## [DATA FOR THIS EXERCISE]
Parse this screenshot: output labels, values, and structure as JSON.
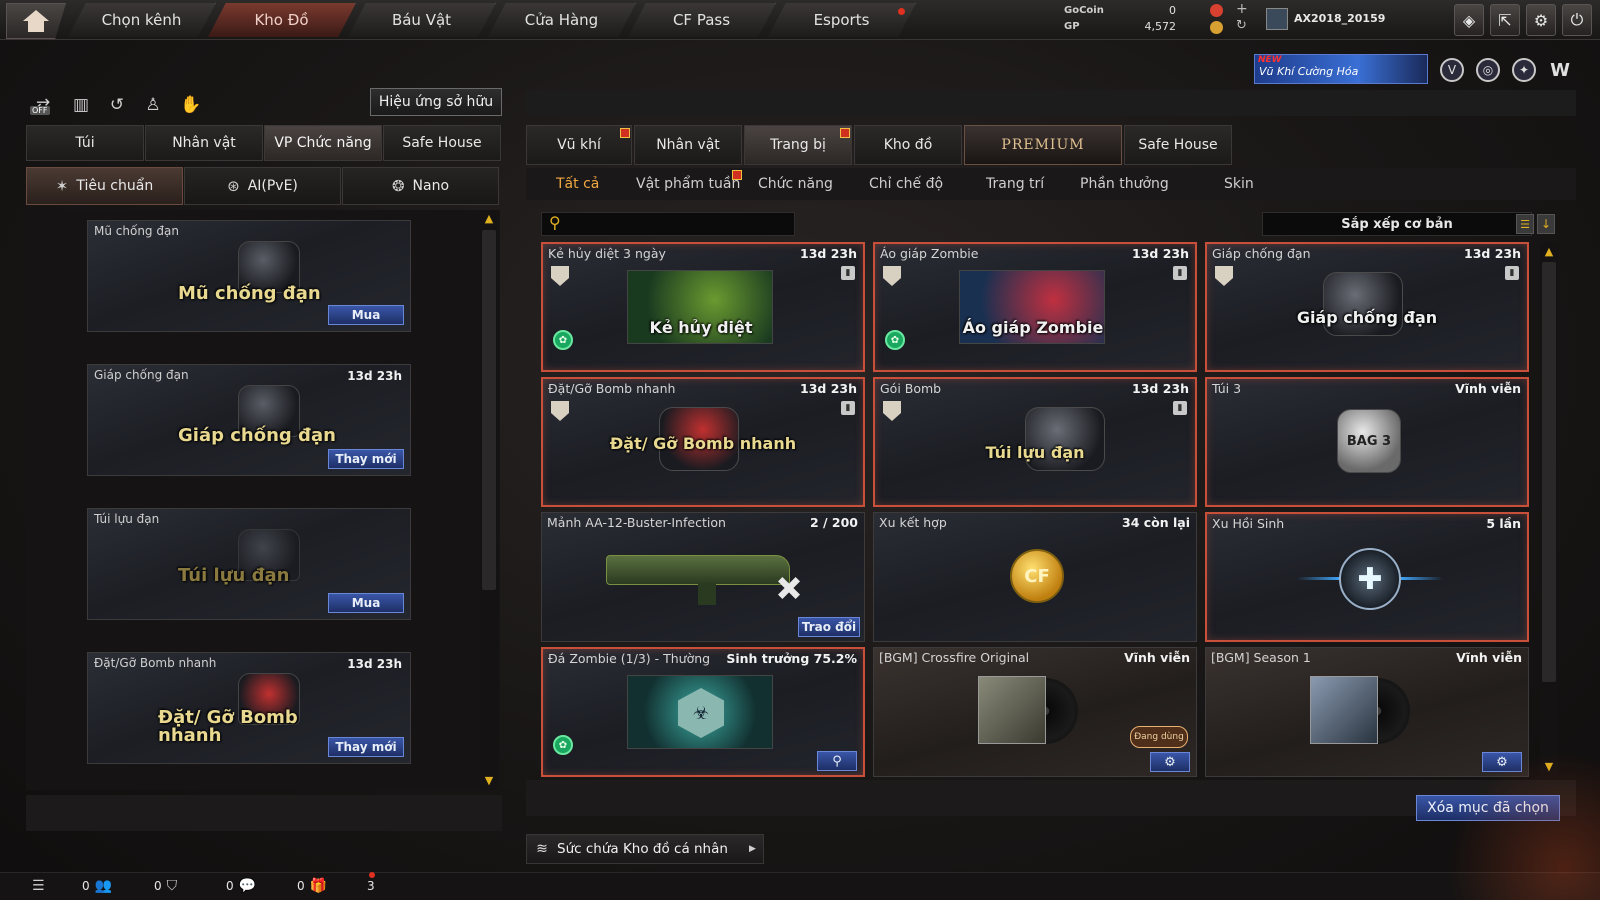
{
  "nav": {
    "tabs": [
      "Chọn kênh",
      "Kho Đồ",
      "Báu Vật",
      "Cửa Hàng",
      "CF Pass",
      "Esports"
    ],
    "active_tab": "Kho Đồ"
  },
  "currency": {
    "gocoin_label": "GoCoin",
    "gocoin_value": "0",
    "gp_label": "GP",
    "gp_value": "4,572"
  },
  "user": {
    "name": "AX2018_20159"
  },
  "promo": {
    "badge": "NEW",
    "text": "Vũ Khí Cường Hóa"
  },
  "left_panel": {
    "effect_button": "Hiệu ứng sở hữu",
    "off_badge": "OFF",
    "tabs": [
      "Túi",
      "Nhân vật",
      "VP Chức năng",
      "Safe House"
    ],
    "active_tab": "VP Chức năng",
    "subtabs": [
      "Tiêu chuẩn",
      "AI(PvE)",
      "Nano"
    ],
    "active_subtab": "Tiêu chuẩn",
    "items": [
      {
        "name": "Mũ chống đạn",
        "time": "",
        "art": "Mũ chống đạn",
        "button": "Mua"
      },
      {
        "name": "Giáp chống đạn",
        "time": "13d 23h",
        "art": "Giáp chống đạn",
        "button": "Thay mới"
      },
      {
        "name": "Túi lựu đạn",
        "time": "",
        "art": "Túi lựu đạn",
        "button": "Mua"
      },
      {
        "name": "Đặt/Gỡ Bomb nhanh",
        "time": "13d 23h",
        "art": "Đặt/ Gỡ Bomb nhanh",
        "button": "Thay mới"
      }
    ]
  },
  "right_panel": {
    "tabs": [
      "Vũ khí",
      "Nhân vật",
      "Trang bị",
      "Kho đồ",
      "PREMIUM",
      "Safe House"
    ],
    "active_tab": "Trang bị",
    "subtabs": [
      "Tất cả",
      "Vật phẩm tuần",
      "Chức năng",
      "Chỉ chế độ",
      "Trang trí",
      "Phần thưởng",
      "Skin"
    ],
    "active_subtab": "Tất cả",
    "search_placeholder": "",
    "sort_label": "Sắp xếp cơ bản",
    "items": [
      {
        "name": "Kẻ hủy diệt 3 ngày",
        "status": "13d 23h",
        "art": "Kẻ hủy diệt"
      },
      {
        "name": "Áo giáp Zombie",
        "status": "13d 23h",
        "art": "Áo giáp Zombie"
      },
      {
        "name": "Giáp chống đạn",
        "status": "13d 23h",
        "art": "Giáp chống đạn"
      },
      {
        "name": "Đặt/Gỡ Bomb nhanh",
        "status": "13d 23h",
        "art": "Đặt/ Gỡ Bomb nhanh"
      },
      {
        "name": "Gói Bomb",
        "status": "13d 23h",
        "art": "Túi lựu đạn"
      },
      {
        "name": "Túi 3",
        "status": "Vĩnh viễn",
        "art": "BAG 3"
      },
      {
        "name": "Mảnh AA-12-Buster-Infection",
        "status": "2 / 200",
        "button": "Trao đổi"
      },
      {
        "name": "Xu kết hợp",
        "status": "34 còn lại",
        "art": "CF"
      },
      {
        "name": "Xu Hồi Sinh",
        "status": "5 lần"
      },
      {
        "name": "Đá Zombie (1/3) - Thường",
        "status": "Sinh trưởng 75.2%"
      },
      {
        "name": "[BGM] Crossfire Original",
        "status": "Vĩnh viễn",
        "badge": "Đang dùng"
      },
      {
        "name": "[BGM] Season 1",
        "status": "Vĩnh viễn"
      }
    ],
    "delete_button": "Xóa mục đã chọn",
    "capacity_label": "Sức chứa Kho đồ cá nhân"
  },
  "bottom_bar": {
    "counters": [
      "0",
      "0",
      "0",
      "0"
    ],
    "notification_count": "3"
  },
  "colors": {
    "accent_red": "#c8503a",
    "button_blue": "#2a4488",
    "active_subtab": "#f0a840",
    "gold": "#e0b020"
  }
}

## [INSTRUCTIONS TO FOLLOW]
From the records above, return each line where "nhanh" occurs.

## [ANSWER SPACE]
        "name": "Đặt/Gỡ Bomb nhanh",
        "art": "Đặt/ Gỡ Bomb nhanh",
        "name": "Đặt/Gỡ Bomb nhanh",
        "art": "Đặt/ Gỡ Bomb nhanh"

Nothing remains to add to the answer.